■ **Problem description**:
Please return each line of the listing below exactly as written.

◆ ◆ ◆

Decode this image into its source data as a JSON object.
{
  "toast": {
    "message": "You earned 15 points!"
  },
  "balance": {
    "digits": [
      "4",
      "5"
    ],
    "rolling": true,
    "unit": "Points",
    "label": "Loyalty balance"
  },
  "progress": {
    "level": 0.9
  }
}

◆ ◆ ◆

■ **Result for this exercise**:
Decode this image into its source data as a JSON object.
{
  "toast": {
    "message": "You earned 15 points!"
  },
  "balance": {
    "digits": [
      "4",
      "5"
    ],
    "rolling": true,
    "unit": "Points",
    "label": "Loyalty balance"
  },
  "progress": {
    "level": 0.9
  }
}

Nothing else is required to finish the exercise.